RAISING a child involves a particular intensity of attachment — and also an appropriate detachment; for love demands a willingness to let the child’s unique character and calling emerge. This is exemplified in the story of the child Jesus in the Temple.
The Jewish law required all male Israelites from the age of 13 to attend the Temple for the feasts of Passover, Weeks (Pentecost), and Tabernacles. The decision of his parents to bring the 12-year-old Jesus to Jerusalem to celebrate the Passover is revealing. It indicates the conscientious and faithful manner in which they nurtured the child entrusted to them by God. But the fact that Jesus was moving freely in the wider group of pilgrims “illustrates very beautifully that in the holy family, freedom and obedience were combined in a healthy manner”.
The young Jesus seems to have been allowed to spend time with friends and children of his own age, meaning that it took some time for his absence to be noticed (Benedict XVI, Jesus of Nazareth: The infancy narratives). The Blessed Virgin and Joseph care deeply for Jesus, but they are not over-possessive.
When Jesus is found, Mary expresses the “great anxiety” that she and Joseph felt in terms that will resonate with any parent. Jesus’s response is surprise: “Did you not know that I must be in my Father’s house?” The “must” (“dei”) is the same verb that he later uses to describe the necessity of his suffering and death (cf. Mark 8.31). This necessity flows from the completeness of Jesus’s union with the will of his Father in heaven. Once his earthly parents’ anxiety has been expressed, we are told, he “went down with them and came to Nazareth, and was obedient to them”.
For the second time in the infancy narrative, Luke tells us that Mary “treasures” the events in which she is involved “in her heart”. There is much for her to contemplate and ponder, as Simeon has already warned her that a sword will pierce her heart (Luke 2.35). Her son’s unexpected tarrying in the Temple foreshadows the separation that will occur as he begins his adult ministry.
Like so much of St Luke’s first two chapters, this part of the story is prefigured in the First Book of Samuel. Fulfilling her vow to the Lord, Hannah gives up her much-longed-for son to serve in the Temple. This is a “sacrifice of the heart”, which “creates a space of freedom in which Samuel can become himself” (Francesca Aran Murphy, Brazos Theological Commentary on the Bible: 1 Samuel). Hannah’s making of a new robe for Samuel each year is a poignant detail. It shows her care for the son she had prayed for earnestly, and yet now so rarely sees.

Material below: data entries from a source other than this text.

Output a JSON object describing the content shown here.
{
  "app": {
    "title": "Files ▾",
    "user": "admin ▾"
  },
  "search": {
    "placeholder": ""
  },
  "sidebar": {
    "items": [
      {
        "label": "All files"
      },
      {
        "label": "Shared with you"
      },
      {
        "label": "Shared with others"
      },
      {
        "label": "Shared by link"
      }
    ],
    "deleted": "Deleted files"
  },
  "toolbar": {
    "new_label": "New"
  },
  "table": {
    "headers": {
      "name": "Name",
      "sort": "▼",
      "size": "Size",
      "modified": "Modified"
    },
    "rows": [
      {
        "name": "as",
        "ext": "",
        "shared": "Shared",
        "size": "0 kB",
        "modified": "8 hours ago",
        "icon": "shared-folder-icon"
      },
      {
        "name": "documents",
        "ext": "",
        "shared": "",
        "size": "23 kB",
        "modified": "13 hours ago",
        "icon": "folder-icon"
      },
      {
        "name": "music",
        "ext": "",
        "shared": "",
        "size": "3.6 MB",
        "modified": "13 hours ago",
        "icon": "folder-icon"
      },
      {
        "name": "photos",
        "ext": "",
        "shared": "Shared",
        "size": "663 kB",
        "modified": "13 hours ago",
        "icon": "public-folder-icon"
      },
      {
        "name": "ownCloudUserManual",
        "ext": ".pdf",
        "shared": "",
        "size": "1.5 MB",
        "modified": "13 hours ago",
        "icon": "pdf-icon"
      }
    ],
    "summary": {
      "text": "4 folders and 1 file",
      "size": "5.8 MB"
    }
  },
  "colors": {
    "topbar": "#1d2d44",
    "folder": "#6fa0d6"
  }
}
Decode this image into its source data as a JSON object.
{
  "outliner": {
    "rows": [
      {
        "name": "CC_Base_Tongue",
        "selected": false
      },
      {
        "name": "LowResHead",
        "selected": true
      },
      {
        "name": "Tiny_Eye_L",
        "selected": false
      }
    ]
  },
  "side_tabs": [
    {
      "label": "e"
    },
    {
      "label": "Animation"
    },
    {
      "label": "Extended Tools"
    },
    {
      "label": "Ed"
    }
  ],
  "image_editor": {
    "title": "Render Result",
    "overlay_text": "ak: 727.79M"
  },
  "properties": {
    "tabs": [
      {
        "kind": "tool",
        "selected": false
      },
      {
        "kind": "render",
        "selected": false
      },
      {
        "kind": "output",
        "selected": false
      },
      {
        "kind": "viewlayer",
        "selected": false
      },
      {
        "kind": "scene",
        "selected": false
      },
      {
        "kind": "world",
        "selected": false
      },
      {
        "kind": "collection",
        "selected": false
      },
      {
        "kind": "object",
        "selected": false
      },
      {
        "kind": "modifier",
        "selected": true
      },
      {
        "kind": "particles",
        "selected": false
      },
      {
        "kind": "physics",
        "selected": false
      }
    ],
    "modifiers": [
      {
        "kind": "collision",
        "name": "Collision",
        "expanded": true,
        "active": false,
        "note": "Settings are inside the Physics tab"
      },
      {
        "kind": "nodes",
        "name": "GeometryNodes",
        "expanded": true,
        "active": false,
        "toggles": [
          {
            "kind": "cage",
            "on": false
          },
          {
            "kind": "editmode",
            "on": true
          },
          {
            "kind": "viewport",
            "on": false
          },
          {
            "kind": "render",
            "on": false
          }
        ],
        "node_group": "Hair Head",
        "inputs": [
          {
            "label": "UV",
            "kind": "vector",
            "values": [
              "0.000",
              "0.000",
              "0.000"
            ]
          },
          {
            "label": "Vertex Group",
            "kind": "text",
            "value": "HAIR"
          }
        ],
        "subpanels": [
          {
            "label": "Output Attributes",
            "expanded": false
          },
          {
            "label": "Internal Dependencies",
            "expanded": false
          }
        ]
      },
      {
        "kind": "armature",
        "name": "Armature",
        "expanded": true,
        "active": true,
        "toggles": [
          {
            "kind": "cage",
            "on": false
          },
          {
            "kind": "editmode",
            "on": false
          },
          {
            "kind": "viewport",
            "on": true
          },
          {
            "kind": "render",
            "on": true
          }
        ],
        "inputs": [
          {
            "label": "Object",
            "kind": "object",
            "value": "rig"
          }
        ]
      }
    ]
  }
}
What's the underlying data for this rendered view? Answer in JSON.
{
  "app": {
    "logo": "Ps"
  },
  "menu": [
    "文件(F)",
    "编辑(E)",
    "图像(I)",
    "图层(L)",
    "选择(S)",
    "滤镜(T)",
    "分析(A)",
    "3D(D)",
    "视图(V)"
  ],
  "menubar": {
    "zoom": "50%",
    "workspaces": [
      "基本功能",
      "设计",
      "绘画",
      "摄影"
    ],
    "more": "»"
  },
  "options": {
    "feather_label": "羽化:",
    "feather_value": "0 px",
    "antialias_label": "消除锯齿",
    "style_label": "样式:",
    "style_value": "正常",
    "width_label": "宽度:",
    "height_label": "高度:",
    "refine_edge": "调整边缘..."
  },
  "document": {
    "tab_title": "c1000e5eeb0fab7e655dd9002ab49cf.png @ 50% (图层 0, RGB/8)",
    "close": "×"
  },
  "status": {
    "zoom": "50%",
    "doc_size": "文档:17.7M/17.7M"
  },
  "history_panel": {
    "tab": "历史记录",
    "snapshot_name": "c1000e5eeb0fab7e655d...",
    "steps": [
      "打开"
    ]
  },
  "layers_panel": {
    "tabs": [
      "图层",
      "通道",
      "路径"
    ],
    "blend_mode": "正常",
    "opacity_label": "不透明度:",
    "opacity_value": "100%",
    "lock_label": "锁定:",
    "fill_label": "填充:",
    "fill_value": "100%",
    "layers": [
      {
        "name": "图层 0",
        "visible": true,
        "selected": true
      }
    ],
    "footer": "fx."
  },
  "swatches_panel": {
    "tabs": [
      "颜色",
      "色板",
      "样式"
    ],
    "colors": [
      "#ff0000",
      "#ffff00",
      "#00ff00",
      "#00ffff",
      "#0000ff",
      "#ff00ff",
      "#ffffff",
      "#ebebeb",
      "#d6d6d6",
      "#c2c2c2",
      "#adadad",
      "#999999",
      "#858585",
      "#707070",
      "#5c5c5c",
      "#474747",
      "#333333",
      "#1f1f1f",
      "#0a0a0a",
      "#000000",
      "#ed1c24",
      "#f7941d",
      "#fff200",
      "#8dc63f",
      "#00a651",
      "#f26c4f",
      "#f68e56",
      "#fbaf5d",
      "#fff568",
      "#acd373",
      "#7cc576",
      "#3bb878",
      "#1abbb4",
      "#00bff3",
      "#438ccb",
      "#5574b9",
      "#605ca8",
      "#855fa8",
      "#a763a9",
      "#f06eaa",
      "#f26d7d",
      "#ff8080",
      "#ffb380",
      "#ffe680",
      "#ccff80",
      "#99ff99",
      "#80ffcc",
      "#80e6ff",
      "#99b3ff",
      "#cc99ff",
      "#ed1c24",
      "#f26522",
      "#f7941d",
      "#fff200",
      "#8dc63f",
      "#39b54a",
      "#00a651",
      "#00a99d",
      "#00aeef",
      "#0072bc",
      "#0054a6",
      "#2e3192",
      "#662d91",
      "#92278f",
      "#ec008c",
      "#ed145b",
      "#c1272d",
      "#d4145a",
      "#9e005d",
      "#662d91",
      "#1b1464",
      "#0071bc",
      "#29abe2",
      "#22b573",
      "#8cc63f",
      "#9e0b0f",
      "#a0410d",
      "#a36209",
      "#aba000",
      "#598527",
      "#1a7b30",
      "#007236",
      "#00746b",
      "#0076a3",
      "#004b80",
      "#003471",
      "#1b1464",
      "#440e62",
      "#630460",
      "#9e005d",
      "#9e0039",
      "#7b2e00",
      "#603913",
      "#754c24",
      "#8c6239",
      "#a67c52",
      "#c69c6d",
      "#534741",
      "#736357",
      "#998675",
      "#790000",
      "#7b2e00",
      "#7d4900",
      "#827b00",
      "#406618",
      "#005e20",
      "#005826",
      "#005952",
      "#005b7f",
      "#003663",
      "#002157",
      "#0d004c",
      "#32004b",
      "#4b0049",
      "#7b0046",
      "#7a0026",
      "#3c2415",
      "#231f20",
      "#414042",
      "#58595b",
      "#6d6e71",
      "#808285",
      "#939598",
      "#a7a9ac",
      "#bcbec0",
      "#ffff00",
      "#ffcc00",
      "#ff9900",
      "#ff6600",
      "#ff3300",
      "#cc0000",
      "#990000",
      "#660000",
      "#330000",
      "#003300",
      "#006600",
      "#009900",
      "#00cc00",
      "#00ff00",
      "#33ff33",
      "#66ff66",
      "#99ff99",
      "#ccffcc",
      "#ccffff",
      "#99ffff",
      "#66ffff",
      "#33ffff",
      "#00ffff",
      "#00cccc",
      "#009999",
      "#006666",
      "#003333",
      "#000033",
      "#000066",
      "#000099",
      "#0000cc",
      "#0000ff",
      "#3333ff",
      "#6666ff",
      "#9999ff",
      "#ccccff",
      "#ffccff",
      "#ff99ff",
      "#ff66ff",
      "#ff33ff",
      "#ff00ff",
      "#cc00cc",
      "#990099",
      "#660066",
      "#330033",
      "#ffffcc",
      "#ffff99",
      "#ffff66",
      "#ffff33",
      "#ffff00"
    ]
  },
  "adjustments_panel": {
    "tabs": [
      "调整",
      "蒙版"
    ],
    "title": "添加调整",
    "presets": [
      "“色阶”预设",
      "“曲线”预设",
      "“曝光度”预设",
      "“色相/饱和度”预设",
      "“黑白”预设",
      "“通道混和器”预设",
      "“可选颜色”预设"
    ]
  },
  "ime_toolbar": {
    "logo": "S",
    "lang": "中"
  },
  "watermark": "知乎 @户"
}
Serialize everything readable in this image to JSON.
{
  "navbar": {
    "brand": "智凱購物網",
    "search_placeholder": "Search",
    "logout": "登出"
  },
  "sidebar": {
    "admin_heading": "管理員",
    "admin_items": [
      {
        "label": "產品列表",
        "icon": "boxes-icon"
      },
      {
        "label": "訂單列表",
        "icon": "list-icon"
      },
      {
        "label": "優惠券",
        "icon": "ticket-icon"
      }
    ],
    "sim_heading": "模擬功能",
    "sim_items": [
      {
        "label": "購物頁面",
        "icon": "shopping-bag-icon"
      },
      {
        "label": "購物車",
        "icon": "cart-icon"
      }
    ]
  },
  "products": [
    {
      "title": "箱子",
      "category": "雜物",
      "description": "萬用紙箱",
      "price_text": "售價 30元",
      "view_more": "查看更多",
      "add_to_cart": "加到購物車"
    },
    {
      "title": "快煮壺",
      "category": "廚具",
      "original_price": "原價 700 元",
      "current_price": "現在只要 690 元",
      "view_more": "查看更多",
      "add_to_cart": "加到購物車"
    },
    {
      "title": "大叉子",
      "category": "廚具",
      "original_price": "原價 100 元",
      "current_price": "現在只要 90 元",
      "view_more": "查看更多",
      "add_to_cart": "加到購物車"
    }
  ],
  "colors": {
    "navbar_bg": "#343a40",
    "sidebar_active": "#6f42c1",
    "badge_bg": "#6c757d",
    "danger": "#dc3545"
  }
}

St John Chrysostom described Hannah as “a priestess in her very being” for this willingness to offer her dearly loved son back into the service of his maker. Like Hannah, Mary has the wisdom to recognise that her son is a gift from the Father, and to offer him back in freedom. This freedom will lead on to the most agonising separation of all: when she sees her son sacrificed on Calvary.
As Benedict XVI observes, “an arc extends from this first Passover of Jesus to his last, the Passover of the Cross.” In Mary, we see Hannah’s priestly qualities intensified; for she shows us what it is to entrust completely that which we love most deeply to God, and to remain faithful, even at the darkest hour imaginable.
Luke ends his telling of the story by indicating that Jesus, like Samuel, grew “in years, and in divine and human favour”. To these attributes the Evangelist adds a growth in “wisdom”. As Benedict XVI explains, while the story of Jesus in the Temple indicates that “he is with the Father, he sees everything and everyone in the light of the Father,” it remains true that he needs to grow in wisdom. “As a human being, he does not live in some abstract omniscience, but he is rooted in a concrete history, a place and a time, in the different phases of human life, and this is what gives concrete shape to his knowledge. So it emerges clearly here that he thought and learned in human fashion.”
Once again, the divinity of Christ is shown through — and not despite — his self-emptying humility.